:: What is being asked ::
Repeat, exactly and in full, the lines of the listing below, but without any pictures.

*** Source material ***

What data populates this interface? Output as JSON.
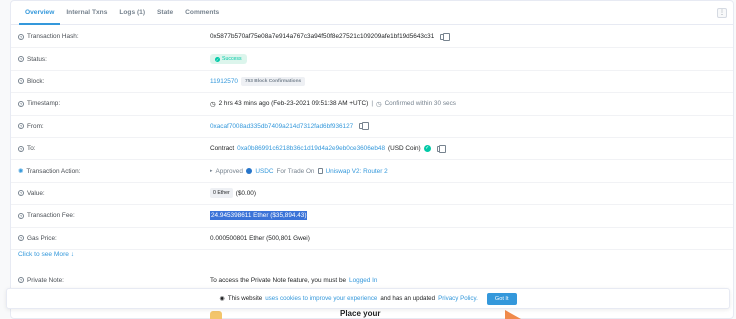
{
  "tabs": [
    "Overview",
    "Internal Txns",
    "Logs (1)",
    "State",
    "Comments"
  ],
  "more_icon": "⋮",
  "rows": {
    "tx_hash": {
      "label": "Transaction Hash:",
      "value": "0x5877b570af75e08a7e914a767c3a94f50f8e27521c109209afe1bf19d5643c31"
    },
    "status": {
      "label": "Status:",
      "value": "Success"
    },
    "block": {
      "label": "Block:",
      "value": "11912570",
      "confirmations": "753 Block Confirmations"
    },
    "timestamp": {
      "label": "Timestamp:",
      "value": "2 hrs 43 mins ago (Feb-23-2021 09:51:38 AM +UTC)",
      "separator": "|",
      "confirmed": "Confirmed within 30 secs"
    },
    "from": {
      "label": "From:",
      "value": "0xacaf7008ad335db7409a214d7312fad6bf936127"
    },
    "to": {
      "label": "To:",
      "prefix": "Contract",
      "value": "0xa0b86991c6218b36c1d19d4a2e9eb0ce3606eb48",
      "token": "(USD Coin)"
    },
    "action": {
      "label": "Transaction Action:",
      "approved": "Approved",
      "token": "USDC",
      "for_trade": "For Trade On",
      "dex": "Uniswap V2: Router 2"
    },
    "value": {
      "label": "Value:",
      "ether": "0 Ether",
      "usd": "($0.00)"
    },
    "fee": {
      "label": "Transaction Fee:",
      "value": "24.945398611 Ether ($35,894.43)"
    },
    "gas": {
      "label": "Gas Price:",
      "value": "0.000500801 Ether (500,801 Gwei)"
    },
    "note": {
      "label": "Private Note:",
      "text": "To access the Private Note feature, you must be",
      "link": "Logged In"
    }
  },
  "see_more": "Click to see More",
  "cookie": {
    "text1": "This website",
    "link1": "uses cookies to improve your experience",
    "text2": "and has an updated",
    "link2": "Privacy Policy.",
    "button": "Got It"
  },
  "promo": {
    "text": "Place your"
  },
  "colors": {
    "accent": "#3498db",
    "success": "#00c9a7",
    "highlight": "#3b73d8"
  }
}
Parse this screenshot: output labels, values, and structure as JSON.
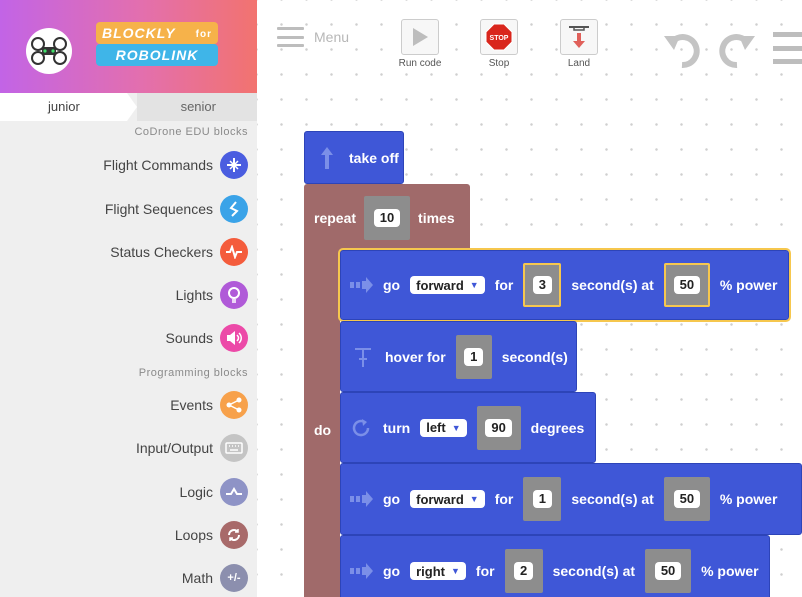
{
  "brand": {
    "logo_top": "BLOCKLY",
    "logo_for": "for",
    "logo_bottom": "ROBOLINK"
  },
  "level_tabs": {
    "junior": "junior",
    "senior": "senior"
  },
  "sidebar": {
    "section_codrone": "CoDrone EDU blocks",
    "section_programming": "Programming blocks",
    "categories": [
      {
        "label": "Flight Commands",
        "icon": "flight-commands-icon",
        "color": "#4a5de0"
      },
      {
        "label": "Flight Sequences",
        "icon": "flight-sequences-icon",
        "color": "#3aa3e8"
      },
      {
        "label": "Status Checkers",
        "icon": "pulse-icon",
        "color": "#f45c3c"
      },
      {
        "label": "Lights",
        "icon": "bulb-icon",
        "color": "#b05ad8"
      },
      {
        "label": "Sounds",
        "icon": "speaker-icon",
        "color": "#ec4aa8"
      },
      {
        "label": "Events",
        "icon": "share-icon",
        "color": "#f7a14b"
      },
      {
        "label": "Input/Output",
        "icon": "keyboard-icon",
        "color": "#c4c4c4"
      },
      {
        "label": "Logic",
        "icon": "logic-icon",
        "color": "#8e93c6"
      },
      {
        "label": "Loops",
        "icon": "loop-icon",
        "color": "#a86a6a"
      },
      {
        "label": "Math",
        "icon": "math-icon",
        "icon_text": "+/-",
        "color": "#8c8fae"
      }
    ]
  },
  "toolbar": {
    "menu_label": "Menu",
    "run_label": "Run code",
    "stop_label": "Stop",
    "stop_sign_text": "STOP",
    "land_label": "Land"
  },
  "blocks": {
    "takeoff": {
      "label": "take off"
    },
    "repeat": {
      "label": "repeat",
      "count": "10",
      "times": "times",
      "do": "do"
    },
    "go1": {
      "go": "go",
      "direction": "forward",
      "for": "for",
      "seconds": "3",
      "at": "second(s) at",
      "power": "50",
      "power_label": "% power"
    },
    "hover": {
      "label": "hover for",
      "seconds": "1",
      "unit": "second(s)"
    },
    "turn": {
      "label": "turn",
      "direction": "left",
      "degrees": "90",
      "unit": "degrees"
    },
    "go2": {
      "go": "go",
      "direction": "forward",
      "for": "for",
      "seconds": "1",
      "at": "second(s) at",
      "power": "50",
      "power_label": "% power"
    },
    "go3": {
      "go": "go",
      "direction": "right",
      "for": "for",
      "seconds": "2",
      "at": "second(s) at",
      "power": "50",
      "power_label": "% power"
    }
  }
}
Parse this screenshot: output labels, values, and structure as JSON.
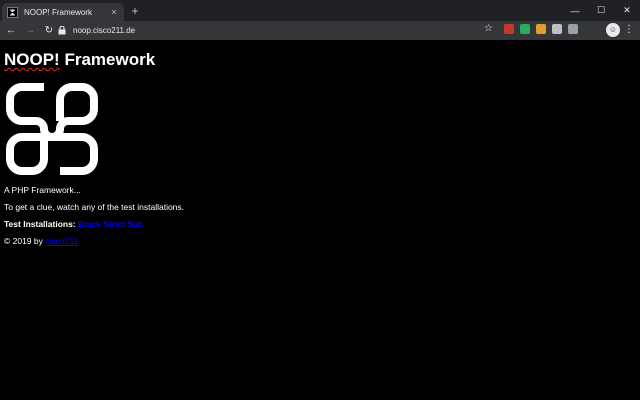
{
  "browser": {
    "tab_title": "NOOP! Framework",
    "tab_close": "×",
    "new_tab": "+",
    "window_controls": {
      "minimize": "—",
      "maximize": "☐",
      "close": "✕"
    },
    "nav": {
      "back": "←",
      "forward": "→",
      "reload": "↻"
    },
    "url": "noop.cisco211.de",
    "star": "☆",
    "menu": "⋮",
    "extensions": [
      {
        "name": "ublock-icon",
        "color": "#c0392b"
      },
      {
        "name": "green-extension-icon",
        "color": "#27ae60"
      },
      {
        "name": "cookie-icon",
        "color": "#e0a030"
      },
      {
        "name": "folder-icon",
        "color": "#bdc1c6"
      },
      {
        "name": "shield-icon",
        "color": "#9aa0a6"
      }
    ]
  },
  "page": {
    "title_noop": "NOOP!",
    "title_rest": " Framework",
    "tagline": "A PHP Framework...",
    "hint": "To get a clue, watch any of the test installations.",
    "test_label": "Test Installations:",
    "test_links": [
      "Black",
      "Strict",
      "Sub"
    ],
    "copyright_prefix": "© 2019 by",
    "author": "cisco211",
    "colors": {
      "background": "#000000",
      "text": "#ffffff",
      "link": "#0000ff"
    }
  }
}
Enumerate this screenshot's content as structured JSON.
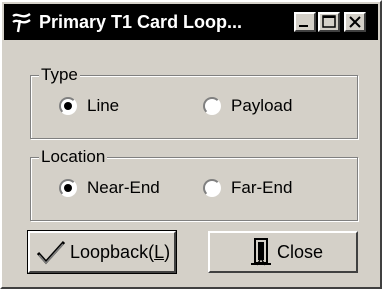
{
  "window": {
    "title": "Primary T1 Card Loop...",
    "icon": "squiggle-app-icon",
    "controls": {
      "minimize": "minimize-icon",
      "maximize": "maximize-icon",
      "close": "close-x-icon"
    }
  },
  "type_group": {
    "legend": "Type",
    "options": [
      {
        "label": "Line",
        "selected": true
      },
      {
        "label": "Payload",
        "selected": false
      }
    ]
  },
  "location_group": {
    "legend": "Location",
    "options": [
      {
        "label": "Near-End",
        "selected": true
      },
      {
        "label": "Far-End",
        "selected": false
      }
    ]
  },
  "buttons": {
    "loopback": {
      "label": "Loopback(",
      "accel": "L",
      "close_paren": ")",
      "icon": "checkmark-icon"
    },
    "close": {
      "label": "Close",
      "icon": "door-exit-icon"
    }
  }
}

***

:: Your response ::
What data populates this interface? Output as JSON.
{
  "tabs": [
    "Overview",
    "Internal Txns",
    "Logs (1)",
    "State",
    "Comments"
  ],
  "more_icon": "⋮",
  "rows": {
    "tx_hash": {
      "label": "Transaction Hash:",
      "value": "0x5877b570af75e08a7e914a767c3a94f50f8e27521c109209afe1bf19d5643c31"
    },
    "status": {
      "label": "Status:",
      "value": "Success"
    },
    "block": {
      "label": "Block:",
      "value": "11912570",
      "confirmations": "753 Block Confirmations"
    },
    "timestamp": {
      "label": "Timestamp:",
      "value": "2 hrs 43 mins ago (Feb-23-2021 09:51:38 AM +UTC)",
      "separator": "|",
      "confirmed": "Confirmed within 30 secs"
    },
    "from": {
      "label": "From:",
      "value": "0xacaf7008ad335db7409a214d7312fad6bf936127"
    },
    "to": {
      "label": "To:",
      "prefix": "Contract",
      "value": "0xa0b86991c6218b36c1d19d4a2e9eb0ce3606eb48",
      "token": "(USD Coin)"
    },
    "action": {
      "label": "Transaction Action:",
      "approved": "Approved",
      "token": "USDC",
      "for_trade": "For Trade On",
      "dex": "Uniswap V2: Router 2"
    },
    "value": {
      "label": "Value:",
      "ether": "0 Ether",
      "usd": "($0.00)"
    },
    "fee": {
      "label": "Transaction Fee:",
      "value": "24.945398611 Ether ($35,894.43)"
    },
    "gas": {
      "label": "Gas Price:",
      "value": "0.000500801 Ether (500,801 Gwei)"
    },
    "note": {
      "label": "Private Note:",
      "text": "To access the Private Note feature, you must be",
      "link": "Logged In"
    }
  },
  "see_more": "Click to see More",
  "cookie": {
    "text1": "This website",
    "link1": "uses cookies to improve your experience",
    "text2": "and has an updated",
    "link2": "Privacy Policy.",
    "button": "Got It"
  },
  "promo": {
    "text": "Place your"
  },
  "colors": {
    "accent": "#3498db",
    "success": "#00c9a7",
    "highlight": "#3b73d8"
  }
}
Parse this screenshot: output labels, values, and structure as JSON.
{
  "brand": {
    "logo_top": "BLOCKLY",
    "logo_for": "for",
    "logo_bottom": "ROBOLINK"
  },
  "level_tabs": {
    "junior": "junior",
    "senior": "senior"
  },
  "sidebar": {
    "section_codrone": "CoDrone EDU blocks",
    "section_programming": "Programming blocks",
    "categories": [
      {
        "label": "Flight Commands",
        "icon": "flight-commands-icon",
        "color": "#4a5de0"
      },
      {
        "label": "Flight Sequences",
        "icon": "flight-sequences-icon",
        "color": "#3aa3e8"
      },
      {
        "label": "Status Checkers",
        "icon": "pulse-icon",
        "color": "#f45c3c"
      },
      {
        "label": "Lights",
        "icon": "bulb-icon",
        "color": "#b05ad8"
      },
      {
        "label": "Sounds",
        "icon": "speaker-icon",
        "color": "#ec4aa8"
      },
      {
        "label": "Events",
        "icon": "share-icon",
        "color": "#f7a14b"
      },
      {
        "label": "Input/Output",
        "icon": "keyboard-icon",
        "color": "#c4c4c4"
      },
      {
        "label": "Logic",
        "icon": "logic-icon",
        "color": "#8e93c6"
      },
      {
        "label": "Loops",
        "icon": "loop-icon",
        "color": "#a86a6a"
      },
      {
        "label": "Math",
        "icon": "math-icon",
        "icon_text": "+/-",
        "color": "#8c8fae"
      }
    ]
  },
  "toolbar": {
    "menu_label": "Menu",
    "run_label": "Run code",
    "stop_label": "Stop",
    "stop_sign_text": "STOP",
    "land_label": "Land"
  },
  "blocks": {
    "takeoff": {
      "label": "take off"
    },
    "repeat": {
      "label": "repeat",
      "count": "10",
      "times": "times",
      "do": "do"
    },
    "go1": {
      "go": "go",
      "direction": "forward",
      "for": "for",
      "seconds": "3",
      "at": "second(s) at",
      "power": "50",
      "power_label": "% power"
    },
    "hover": {
      "label": "hover for",
      "seconds": "1",
      "unit": "second(s)"
    },
    "turn": {
      "label": "turn",
      "direction": "left",
      "degrees": "90",
      "unit": "degrees"
    },
    "go2": {
      "go": "go",
      "direction": "forward",
      "for": "for",
      "seconds": "1",
      "at": "second(s) at",
      "power": "50",
      "power_label": "% power"
    },
    "go3": {
      "go": "go",
      "direction": "right",
      "for": "for",
      "seconds": "2",
      "at": "second(s) at",
      "power": "50",
      "power_label": "% power"
    }
  }
}
Parse this screenshot: output labels, values, and structure as JSON.
{
  "browser": {
    "tab_title": "NOOP! Framework",
    "tab_close": "×",
    "new_tab": "+",
    "window_controls": {
      "minimize": "—",
      "maximize": "☐",
      "close": "✕"
    },
    "nav": {
      "back": "←",
      "forward": "→",
      "reload": "↻"
    },
    "url": "noop.cisco211.de",
    "star": "☆",
    "menu": "⋮",
    "extensions": [
      {
        "name": "ublock-icon",
        "color": "#c0392b"
      },
      {
        "name": "green-extension-icon",
        "color": "#27ae60"
      },
      {
        "name": "cookie-icon",
        "color": "#e0a030"
      },
      {
        "name": "folder-icon",
        "color": "#bdc1c6"
      },
      {
        "name": "shield-icon",
        "color": "#9aa0a6"
      }
    ]
  },
  "page": {
    "title_noop": "NOOP!",
    "title_rest": " Framework",
    "tagline": "A PHP Framework...",
    "hint": "To get a clue, watch any of the test installations.",
    "test_label": "Test Installations:",
    "test_links": [
      "Black",
      "Strict",
      "Sub"
    ],
    "copyright_prefix": "© 2019 by",
    "author": "cisco211",
    "colors": {
      "background": "#000000",
      "text": "#ffffff",
      "link": "#0000ff"
    }
  }
}
Enumerate this screenshot's content as structured JSON.
{
  "window": {
    "title": "Primary T1 Card Loop...",
    "icon": "squiggle-app-icon",
    "controls": {
      "minimize": "minimize-icon",
      "maximize": "maximize-icon",
      "close": "close-x-icon"
    }
  },
  "type_group": {
    "legend": "Type",
    "options": [
      {
        "label": "Line",
        "selected": true
      },
      {
        "label": "Payload",
        "selected": false
      }
    ]
  },
  "location_group": {
    "legend": "Location",
    "options": [
      {
        "label": "Near-End",
        "selected": true
      },
      {
        "label": "Far-End",
        "selected": false
      }
    ]
  },
  "buttons": {
    "loopback": {
      "label": "Loopback(",
      "accel": "L",
      "close_paren": ")",
      "icon": "checkmark-icon"
    },
    "close": {
      "label": "Close",
      "icon": "door-exit-icon"
    }
  }
}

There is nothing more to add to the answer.